A stem cell transplant from another person can also help treat certain types of cancer in a way other than just replacing stem cells. Donated cells can often find and kill cancer cells better than the immune cells of the person who had the cancer ever could. This is called the “graft-versus-cancer” or “graft-versus-leukemia” effect. It means that certain kinds of transplants actually help fight the cancer cells, rather than simply replacing the blood cells.

Thinking about a stem cell transplant

It’s a tough decision. Although a stem cell transplant can help some patients, even giving some cancer patients a chance for a cure, making up your mind to have a transplant isn’t easy. Like everything in medicine, you make the final choice as to whether or not you’ll have a stem cell transplant. Your cancer care team compares the risks linked with the cancer itself versus the risks of the transplant procedure, and will discuss the expected risks and benefits with you. They may also talk with you about other options like chemotherapy, radiation, or clinical trials for your disease. Transplants have serious risks, and patients can die from complications. The stage of the disease, patient’s age, time from diagnosis to transplant, donor type, and the patient’s overall health are all part of weighing the pros and cons before making the decision.

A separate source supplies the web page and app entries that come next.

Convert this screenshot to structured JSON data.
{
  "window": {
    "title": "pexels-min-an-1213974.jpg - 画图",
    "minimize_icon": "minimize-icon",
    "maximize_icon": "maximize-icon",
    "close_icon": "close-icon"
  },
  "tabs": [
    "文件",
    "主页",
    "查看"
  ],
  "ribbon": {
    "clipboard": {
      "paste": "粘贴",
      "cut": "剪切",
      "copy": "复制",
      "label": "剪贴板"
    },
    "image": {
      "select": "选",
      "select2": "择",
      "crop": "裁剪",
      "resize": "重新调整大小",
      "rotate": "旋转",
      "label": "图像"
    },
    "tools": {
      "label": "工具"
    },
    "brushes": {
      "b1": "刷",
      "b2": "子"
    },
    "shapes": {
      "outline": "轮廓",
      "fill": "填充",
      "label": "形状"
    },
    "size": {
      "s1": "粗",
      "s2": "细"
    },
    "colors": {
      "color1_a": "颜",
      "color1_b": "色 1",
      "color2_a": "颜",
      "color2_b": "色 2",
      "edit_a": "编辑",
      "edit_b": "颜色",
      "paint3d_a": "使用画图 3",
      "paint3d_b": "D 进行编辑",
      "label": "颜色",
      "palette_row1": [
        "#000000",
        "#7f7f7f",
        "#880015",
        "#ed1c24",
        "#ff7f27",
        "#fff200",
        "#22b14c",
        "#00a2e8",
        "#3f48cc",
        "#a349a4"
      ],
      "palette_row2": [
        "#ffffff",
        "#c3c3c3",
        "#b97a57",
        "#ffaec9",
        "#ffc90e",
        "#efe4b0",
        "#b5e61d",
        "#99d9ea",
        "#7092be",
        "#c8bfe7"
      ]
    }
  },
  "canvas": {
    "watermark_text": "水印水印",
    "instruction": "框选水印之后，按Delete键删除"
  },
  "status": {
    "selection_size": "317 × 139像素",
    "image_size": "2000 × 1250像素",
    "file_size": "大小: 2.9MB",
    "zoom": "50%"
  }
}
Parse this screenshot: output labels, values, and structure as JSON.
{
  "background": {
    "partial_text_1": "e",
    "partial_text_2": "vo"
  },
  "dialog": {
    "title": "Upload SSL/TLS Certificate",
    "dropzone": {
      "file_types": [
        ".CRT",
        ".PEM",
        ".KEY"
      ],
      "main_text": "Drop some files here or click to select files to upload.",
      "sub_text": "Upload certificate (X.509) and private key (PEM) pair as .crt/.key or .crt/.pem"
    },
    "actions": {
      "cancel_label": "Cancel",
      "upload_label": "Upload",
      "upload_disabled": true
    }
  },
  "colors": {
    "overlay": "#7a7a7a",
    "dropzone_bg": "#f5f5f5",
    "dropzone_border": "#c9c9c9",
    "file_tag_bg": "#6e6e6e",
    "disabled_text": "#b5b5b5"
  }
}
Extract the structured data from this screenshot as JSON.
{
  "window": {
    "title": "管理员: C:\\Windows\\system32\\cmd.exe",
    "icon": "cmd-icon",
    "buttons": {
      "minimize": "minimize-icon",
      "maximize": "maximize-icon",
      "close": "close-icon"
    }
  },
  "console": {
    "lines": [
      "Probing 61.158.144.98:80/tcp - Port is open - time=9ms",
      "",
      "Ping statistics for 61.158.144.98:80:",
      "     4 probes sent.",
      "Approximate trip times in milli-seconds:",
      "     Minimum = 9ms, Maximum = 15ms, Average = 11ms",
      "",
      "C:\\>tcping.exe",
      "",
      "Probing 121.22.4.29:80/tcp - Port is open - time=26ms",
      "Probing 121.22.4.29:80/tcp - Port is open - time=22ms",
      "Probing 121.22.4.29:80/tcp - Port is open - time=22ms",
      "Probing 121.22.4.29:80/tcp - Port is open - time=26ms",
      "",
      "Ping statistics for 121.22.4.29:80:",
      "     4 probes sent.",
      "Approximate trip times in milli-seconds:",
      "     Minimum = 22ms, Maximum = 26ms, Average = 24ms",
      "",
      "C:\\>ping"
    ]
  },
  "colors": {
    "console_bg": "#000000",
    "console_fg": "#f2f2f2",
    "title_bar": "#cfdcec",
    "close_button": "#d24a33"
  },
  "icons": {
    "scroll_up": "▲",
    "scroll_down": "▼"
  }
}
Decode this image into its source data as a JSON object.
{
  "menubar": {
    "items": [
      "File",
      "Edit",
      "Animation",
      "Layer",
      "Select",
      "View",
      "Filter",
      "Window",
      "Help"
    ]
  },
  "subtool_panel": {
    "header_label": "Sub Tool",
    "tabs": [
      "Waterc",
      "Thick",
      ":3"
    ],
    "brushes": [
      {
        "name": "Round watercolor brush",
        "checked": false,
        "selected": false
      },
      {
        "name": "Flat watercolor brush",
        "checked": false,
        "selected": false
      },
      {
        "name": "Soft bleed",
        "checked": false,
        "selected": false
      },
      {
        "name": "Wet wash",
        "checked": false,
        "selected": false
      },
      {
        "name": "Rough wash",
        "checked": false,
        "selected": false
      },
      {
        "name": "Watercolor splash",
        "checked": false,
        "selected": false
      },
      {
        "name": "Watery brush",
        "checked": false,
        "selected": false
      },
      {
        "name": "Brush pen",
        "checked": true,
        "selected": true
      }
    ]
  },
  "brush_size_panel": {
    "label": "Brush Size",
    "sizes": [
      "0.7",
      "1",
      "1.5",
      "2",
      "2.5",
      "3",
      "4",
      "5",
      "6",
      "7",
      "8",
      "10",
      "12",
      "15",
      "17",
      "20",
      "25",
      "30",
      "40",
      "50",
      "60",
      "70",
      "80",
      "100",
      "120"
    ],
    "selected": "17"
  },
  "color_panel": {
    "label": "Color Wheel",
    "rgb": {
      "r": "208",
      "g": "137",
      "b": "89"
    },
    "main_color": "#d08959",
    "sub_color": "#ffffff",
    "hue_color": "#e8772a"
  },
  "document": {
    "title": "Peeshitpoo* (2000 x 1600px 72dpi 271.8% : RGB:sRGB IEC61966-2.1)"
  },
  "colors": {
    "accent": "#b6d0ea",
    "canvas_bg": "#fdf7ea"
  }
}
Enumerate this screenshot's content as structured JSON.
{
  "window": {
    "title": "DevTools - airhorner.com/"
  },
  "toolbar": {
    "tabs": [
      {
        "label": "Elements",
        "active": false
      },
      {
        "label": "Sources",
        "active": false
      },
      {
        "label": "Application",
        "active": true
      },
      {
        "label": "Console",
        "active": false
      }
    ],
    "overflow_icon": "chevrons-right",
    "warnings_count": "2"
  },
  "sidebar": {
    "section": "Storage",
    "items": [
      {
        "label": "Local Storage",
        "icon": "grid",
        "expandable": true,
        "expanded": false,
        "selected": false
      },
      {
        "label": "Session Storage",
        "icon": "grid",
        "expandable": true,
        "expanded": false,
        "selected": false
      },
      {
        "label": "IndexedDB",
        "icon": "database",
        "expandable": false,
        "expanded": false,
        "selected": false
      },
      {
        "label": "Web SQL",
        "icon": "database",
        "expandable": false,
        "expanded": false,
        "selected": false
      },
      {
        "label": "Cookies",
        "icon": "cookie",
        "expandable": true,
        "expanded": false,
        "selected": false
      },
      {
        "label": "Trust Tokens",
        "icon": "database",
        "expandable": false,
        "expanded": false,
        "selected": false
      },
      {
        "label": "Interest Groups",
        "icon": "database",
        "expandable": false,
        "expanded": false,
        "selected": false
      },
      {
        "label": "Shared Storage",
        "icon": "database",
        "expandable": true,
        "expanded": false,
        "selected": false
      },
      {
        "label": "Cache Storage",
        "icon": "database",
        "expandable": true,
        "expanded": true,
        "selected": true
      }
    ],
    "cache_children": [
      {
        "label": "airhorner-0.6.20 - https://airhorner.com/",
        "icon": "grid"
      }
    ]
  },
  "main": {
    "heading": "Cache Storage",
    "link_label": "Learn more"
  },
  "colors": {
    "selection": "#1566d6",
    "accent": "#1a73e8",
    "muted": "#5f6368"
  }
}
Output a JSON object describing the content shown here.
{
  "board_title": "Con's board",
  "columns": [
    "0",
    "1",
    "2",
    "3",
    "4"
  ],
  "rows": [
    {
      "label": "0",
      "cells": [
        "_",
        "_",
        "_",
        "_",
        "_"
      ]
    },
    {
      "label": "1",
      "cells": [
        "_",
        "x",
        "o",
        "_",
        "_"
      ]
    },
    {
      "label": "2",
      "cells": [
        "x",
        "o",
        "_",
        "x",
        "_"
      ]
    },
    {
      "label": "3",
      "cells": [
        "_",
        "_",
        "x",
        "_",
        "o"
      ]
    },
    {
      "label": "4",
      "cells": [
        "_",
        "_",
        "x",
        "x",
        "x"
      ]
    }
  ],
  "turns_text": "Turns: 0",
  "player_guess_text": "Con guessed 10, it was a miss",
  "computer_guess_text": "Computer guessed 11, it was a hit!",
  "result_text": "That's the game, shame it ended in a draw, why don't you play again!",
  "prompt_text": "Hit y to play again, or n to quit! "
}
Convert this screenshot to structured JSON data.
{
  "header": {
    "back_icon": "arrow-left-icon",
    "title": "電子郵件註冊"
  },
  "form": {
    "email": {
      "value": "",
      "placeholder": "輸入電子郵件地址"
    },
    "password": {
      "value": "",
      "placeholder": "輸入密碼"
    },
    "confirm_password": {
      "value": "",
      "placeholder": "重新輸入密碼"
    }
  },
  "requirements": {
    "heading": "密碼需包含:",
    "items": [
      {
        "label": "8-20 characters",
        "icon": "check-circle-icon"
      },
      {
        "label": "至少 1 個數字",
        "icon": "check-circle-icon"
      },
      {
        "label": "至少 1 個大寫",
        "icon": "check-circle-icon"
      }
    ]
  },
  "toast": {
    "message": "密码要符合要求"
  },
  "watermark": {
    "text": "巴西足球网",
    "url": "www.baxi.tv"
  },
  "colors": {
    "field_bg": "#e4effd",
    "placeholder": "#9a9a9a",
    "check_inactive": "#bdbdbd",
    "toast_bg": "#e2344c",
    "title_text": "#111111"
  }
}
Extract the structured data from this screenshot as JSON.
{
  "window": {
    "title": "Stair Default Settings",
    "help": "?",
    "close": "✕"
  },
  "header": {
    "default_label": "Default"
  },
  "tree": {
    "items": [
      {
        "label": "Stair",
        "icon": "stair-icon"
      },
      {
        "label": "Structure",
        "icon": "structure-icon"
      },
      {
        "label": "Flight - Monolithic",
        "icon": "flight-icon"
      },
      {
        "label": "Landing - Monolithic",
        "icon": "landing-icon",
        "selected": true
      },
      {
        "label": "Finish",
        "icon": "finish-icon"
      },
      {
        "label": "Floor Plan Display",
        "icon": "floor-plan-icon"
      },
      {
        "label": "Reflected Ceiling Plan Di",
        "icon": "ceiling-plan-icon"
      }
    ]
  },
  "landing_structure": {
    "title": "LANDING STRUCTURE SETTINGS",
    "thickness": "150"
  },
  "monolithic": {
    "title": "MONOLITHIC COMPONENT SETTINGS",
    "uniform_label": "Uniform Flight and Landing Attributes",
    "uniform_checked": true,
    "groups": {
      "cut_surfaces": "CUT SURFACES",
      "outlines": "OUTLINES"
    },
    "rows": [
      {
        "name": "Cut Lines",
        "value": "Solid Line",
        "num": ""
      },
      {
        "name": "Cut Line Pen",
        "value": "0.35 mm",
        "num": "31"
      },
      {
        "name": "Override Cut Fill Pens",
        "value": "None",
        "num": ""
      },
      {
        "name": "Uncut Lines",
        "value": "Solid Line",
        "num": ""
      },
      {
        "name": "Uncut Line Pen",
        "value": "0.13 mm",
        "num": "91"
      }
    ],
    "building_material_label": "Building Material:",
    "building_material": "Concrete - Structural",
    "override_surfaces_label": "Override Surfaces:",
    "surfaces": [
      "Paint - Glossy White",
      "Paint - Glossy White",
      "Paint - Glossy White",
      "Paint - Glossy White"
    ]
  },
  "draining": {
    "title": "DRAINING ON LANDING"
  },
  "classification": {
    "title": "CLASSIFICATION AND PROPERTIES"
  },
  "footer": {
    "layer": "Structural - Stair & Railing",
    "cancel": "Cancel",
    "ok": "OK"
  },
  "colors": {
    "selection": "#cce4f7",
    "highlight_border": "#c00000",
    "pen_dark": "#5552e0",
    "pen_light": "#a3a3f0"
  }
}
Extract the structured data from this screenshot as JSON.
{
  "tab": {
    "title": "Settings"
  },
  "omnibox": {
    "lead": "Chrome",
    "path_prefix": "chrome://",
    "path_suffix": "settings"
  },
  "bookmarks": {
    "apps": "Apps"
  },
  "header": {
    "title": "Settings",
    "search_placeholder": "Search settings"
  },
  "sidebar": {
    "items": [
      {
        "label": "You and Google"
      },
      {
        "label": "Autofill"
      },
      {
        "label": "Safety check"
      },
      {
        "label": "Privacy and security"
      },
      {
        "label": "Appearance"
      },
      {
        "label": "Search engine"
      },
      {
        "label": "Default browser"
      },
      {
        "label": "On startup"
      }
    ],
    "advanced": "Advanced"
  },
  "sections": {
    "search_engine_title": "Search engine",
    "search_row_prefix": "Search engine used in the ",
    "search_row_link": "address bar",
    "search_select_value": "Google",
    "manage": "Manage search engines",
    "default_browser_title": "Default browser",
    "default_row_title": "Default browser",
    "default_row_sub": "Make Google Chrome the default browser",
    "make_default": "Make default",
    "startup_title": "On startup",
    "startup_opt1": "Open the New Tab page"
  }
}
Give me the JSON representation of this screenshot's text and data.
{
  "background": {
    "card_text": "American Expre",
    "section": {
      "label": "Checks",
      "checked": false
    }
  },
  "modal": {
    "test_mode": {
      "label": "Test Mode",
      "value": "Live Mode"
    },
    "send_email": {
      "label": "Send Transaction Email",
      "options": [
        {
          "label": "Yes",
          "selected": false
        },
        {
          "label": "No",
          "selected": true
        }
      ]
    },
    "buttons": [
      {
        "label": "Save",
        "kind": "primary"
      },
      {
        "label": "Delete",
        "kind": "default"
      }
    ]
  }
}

You’ll want to ask a lot of questions to be sure you understand what’s likely to happen. Some people bring a friend or family member to help them remember what the doctor or transplant team says, remind them of questions they had, and take notes. Some people prefer to record these conversations, if the doctor or nurse is OK with that and agrees to it.

Be sure to express your concerns and ask for clarification if you aren’t sure how something will affect you. Make sure the doctor knows what’s important to you, too. This is a complicated process, and you’ll want to find out as much as you can and plan ahead before you start.

Many people ask for a second opinion before they decide to have a stem cell transplant. It’s important to know about the success rate of the planned transplant based on your diagnosis and your stage in treatment. In general, transplants tend to work better if they’re done in early stages of disease or when you are in remission, when your overall health is good. Ask about these factors and how they affect the expected outcomes of your transplant or other treatment.

Also, call your health insurance company to ask about reimbursement for a second opinion before you go. You might also want to talk with them about your possible transplant, and ask which transplant centers are covered under your insurance. See also “Cost of transplant” in the section “Other transplant issues.”


Last Medical Review: 10/02/2013
Last Revised: 10/02/2013